Exercise requirements → Look through the data below and, wherever a line carries the word "into", please copy that line.

___ Provided data

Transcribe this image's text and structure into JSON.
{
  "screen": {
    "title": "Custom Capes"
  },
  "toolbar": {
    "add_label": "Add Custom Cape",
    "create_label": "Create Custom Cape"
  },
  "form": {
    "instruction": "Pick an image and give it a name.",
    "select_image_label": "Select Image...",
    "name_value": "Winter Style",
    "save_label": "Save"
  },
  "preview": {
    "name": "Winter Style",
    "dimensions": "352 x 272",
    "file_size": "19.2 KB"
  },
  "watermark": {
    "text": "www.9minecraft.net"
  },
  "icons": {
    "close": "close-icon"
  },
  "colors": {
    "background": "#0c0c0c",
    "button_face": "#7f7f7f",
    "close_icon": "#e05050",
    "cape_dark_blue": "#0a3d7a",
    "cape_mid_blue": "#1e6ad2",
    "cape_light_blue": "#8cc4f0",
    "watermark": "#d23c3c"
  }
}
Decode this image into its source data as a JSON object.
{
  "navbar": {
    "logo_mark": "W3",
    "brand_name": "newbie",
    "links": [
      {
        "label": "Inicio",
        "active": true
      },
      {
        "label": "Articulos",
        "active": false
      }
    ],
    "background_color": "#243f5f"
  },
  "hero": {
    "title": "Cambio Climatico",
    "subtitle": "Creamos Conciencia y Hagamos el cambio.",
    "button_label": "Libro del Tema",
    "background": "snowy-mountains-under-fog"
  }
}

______

Result of this exercise →
Transcribe this image's text and structure into JSON.
Decode this image into its source data as a JSON object.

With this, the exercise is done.